It's becoming increasingly apparent that I will soon have an actual human child as a result of this pregnancy. So, when I'm not thinking about my belly's new girth, or lamenting my still-growing to-do list, I'm beginning to think about how I might want to raise that child.
's latest cover story, "The Overprotected Kid,"
by Hanna Rosin, fascinated me as a mom-to-be. The article begins in an "adventure playground" in North Wales called The Land. (Incidentally, Erin Davis, the filmmaker mentioned in the story who has made a documentary about the place
, teaches at Middlebury College.)
The playground is basically a glorified junkyard. Instead of soft-edged plastic slides and foam ground coverings, the Land has piles of tires, old tools, wooden pallets, a fire pit and a frayed rope swing that deposits kids over (or into) a creek. Parents don't usually accompany their kids to this playground; the kids go alone.
It sounds awesome, if somewhat contrived. This isn't an unsupervised junkyard, after all; professionally trained "play workers" keep an eye on the kids at all times, though they try not to intervene.
According to Rosin, the "adventure playground" concept has been around in Britain since the 1940s. "The idea was that kids should face what to them seem like 'really dangerous risks' and then conquer them alone. That is what builds self-confidence and courage."
The instinct to protect my baby kicked in almost immediately after I found out I was pregnant. But I'm not a parent yet. It's difficult for me to imagine the horror I will no doubt experience some day when I catch my daughter doing dangerous things. Reading about children in the Land lighting fires and rolling down hillsides in barrels, I thought, I want my kid to be able to do that.
Growing up in the '80s and '90s, I had plenty of structure — and plastic playgrounds. I took piano and ballet lessons. I was a Girl Scout. I did a fair amount of fun stuff with my parents. But my most vivid and magical childhood memories are of things I did when adults weren't watching.
Before I turned 10, I lived with my family for three years in Germany. Our apartment in Bonn was just down a winding, wooded road from the Qatari embassy. My older brother, Alexander, and I got bows and arrows one year for Christmas — and decided to launch an attack on the embassy. I remember the thrill as we launched our arrows through the tall, iron gate. My heart leapt into my throat as we ran away, convinced we'd be pursued, captured and tortured before we reached home.
Our attack went unnoticed, but we never did get those arrows back.
Fear was a powerful motivator. I remember the anxiety, followed by a deep sense of accomplishment, I felt navigating the city buses alone — in German! — at age 8.
And I remember, several years later, after we moved back to the U.S., sneaking out of the house and into a cemetery after midnight with my girlfriends. We brought candles, matches and a Ouija board. I felt braver and more grown up that night than I'd ever felt.
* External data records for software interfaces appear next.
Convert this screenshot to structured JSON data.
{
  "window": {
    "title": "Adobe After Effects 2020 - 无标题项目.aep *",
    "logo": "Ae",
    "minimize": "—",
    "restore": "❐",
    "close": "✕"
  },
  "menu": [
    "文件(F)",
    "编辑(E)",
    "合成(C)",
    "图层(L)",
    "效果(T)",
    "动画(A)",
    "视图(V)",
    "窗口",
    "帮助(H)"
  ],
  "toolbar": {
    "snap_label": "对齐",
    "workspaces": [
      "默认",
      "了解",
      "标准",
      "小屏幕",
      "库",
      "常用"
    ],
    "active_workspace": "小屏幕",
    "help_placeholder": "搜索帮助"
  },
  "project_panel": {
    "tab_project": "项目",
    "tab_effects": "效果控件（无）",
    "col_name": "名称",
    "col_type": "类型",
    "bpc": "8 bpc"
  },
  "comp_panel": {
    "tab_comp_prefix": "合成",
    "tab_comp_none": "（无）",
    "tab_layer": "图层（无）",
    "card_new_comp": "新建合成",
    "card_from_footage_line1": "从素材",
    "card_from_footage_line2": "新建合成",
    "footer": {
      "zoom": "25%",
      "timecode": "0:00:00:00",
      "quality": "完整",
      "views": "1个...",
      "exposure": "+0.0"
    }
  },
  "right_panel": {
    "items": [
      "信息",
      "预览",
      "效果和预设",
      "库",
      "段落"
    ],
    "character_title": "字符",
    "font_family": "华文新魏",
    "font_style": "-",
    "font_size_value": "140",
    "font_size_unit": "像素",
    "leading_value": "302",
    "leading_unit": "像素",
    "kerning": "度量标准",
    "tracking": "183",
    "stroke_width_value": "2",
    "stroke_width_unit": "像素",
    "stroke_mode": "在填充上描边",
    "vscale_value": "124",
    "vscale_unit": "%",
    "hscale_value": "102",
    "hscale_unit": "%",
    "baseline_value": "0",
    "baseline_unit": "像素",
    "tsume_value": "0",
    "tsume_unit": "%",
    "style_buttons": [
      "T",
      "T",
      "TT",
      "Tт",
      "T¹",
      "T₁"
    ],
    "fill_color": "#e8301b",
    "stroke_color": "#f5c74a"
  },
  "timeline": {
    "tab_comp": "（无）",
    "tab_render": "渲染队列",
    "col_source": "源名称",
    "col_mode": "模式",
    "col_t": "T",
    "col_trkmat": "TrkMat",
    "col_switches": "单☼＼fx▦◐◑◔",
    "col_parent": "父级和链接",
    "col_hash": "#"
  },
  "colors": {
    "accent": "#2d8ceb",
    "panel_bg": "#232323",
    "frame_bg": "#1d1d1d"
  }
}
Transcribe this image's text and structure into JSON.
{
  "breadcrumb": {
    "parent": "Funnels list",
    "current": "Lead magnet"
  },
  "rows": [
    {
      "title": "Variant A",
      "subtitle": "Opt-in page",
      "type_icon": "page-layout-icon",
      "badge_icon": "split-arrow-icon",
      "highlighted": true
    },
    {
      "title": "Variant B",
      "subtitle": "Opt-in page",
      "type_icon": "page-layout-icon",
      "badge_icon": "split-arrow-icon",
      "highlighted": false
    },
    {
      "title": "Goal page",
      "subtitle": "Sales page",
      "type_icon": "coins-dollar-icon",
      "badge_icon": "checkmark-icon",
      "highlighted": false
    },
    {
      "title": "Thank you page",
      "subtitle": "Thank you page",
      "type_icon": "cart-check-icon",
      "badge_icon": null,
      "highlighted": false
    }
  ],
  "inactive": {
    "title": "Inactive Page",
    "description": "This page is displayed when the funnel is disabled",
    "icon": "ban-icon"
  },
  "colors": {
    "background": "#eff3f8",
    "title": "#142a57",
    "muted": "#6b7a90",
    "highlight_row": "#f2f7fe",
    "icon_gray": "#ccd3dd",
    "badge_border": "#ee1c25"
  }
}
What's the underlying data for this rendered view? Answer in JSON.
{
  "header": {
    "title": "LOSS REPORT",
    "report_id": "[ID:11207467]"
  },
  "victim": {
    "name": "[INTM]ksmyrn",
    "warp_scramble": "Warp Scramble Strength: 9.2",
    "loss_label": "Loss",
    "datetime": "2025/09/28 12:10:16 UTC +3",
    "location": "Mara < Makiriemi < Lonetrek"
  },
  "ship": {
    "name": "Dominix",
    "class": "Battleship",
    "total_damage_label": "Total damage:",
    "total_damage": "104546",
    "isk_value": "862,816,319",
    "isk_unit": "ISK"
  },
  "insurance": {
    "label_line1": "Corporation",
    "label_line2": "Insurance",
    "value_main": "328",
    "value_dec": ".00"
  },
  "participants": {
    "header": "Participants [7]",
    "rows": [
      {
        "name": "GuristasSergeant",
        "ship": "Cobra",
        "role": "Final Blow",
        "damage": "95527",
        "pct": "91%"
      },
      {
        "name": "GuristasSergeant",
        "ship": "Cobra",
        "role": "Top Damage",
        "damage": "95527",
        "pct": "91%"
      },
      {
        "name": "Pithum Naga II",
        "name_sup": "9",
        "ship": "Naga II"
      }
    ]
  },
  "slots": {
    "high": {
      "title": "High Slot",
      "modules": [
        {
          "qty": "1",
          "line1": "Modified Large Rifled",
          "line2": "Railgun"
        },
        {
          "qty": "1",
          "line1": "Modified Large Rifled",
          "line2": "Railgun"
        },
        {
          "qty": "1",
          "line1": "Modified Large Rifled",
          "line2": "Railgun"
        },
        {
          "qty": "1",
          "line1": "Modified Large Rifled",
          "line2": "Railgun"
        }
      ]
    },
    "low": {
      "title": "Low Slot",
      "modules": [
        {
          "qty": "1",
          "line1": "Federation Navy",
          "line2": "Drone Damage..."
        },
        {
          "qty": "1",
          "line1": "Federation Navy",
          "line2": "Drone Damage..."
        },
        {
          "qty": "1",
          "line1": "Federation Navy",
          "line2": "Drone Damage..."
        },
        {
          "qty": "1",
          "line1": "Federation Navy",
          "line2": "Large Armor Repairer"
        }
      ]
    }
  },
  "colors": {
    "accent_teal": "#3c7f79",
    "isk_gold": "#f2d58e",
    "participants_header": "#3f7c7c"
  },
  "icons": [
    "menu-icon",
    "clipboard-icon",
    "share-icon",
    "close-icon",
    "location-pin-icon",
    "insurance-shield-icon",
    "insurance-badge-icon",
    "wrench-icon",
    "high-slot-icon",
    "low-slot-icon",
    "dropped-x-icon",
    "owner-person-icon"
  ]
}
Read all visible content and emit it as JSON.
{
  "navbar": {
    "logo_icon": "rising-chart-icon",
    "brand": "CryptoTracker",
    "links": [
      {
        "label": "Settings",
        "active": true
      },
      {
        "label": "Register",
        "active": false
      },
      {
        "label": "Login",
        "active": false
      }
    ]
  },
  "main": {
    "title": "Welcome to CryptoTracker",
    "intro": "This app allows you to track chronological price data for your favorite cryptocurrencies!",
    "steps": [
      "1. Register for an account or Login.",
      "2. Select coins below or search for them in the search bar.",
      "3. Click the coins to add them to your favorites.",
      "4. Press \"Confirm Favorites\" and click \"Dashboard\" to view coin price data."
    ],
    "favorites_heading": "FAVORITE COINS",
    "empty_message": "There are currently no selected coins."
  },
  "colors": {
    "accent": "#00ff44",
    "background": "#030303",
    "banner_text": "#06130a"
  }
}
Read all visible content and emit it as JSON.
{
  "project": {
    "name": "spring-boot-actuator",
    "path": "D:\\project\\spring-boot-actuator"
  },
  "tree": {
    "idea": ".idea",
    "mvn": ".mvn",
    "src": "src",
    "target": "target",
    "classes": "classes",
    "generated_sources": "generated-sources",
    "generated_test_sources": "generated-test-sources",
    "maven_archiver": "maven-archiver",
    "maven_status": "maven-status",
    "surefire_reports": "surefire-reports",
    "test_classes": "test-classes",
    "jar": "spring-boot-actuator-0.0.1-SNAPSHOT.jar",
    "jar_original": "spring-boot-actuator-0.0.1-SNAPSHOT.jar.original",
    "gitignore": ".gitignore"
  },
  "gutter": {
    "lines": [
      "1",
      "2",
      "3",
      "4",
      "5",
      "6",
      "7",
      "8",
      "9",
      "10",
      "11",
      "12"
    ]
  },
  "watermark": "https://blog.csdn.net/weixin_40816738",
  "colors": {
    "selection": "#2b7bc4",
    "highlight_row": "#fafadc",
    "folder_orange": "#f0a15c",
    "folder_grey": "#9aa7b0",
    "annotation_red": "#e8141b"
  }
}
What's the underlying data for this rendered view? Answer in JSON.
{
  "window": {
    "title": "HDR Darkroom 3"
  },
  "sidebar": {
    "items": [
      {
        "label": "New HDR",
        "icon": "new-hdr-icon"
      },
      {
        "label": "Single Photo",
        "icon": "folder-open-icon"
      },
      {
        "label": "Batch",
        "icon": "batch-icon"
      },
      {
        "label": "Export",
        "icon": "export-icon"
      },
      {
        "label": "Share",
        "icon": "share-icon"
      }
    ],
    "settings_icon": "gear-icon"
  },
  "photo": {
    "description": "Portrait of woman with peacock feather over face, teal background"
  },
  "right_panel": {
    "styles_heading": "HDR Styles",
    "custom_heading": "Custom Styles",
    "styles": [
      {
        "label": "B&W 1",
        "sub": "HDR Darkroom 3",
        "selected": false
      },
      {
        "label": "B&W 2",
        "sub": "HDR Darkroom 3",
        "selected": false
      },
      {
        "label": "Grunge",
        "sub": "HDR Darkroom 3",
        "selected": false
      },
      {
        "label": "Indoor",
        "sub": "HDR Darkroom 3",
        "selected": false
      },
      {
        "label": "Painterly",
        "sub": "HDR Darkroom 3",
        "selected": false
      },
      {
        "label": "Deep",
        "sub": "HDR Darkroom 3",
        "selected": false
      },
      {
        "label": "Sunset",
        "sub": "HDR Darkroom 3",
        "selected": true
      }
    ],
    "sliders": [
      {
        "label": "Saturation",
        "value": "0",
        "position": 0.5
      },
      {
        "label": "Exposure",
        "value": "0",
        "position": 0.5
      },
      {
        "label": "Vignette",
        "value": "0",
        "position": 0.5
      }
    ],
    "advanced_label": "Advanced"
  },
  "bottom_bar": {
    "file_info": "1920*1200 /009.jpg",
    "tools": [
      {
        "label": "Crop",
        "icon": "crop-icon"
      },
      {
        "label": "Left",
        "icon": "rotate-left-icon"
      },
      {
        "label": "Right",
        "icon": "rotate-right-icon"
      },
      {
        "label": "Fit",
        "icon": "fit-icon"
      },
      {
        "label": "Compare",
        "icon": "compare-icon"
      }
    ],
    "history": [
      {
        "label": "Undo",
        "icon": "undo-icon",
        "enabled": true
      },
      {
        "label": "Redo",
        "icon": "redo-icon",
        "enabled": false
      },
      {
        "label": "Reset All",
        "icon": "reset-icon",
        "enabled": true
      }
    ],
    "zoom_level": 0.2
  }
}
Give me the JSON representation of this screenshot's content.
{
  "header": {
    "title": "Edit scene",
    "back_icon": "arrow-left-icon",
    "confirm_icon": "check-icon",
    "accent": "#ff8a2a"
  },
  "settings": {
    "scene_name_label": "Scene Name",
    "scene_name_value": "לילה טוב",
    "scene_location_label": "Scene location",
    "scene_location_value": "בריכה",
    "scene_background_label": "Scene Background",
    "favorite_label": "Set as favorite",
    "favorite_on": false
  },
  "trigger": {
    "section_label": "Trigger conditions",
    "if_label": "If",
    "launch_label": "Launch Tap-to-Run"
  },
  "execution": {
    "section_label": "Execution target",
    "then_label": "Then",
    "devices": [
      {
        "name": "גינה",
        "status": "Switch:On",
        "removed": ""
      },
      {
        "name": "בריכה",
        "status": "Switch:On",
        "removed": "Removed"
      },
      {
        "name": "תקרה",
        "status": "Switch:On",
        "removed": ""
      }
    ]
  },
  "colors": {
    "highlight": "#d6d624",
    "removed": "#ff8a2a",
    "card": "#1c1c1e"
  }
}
I'm excited for all the fun stuff my husband and I will get to do with our daughter some day. I can't wait to bake cookies with her, to take her on hikes, to read with her. But right now I'm equally excited about the world she'll explore on her own — even if it will pain me to know she's out there exploring it, unprotected.
Ask me again in a few years.
Megan James is the managing editor of
Kids VT. She'll be blogging about her pregnancy until the baby arrives — hopefully in early May.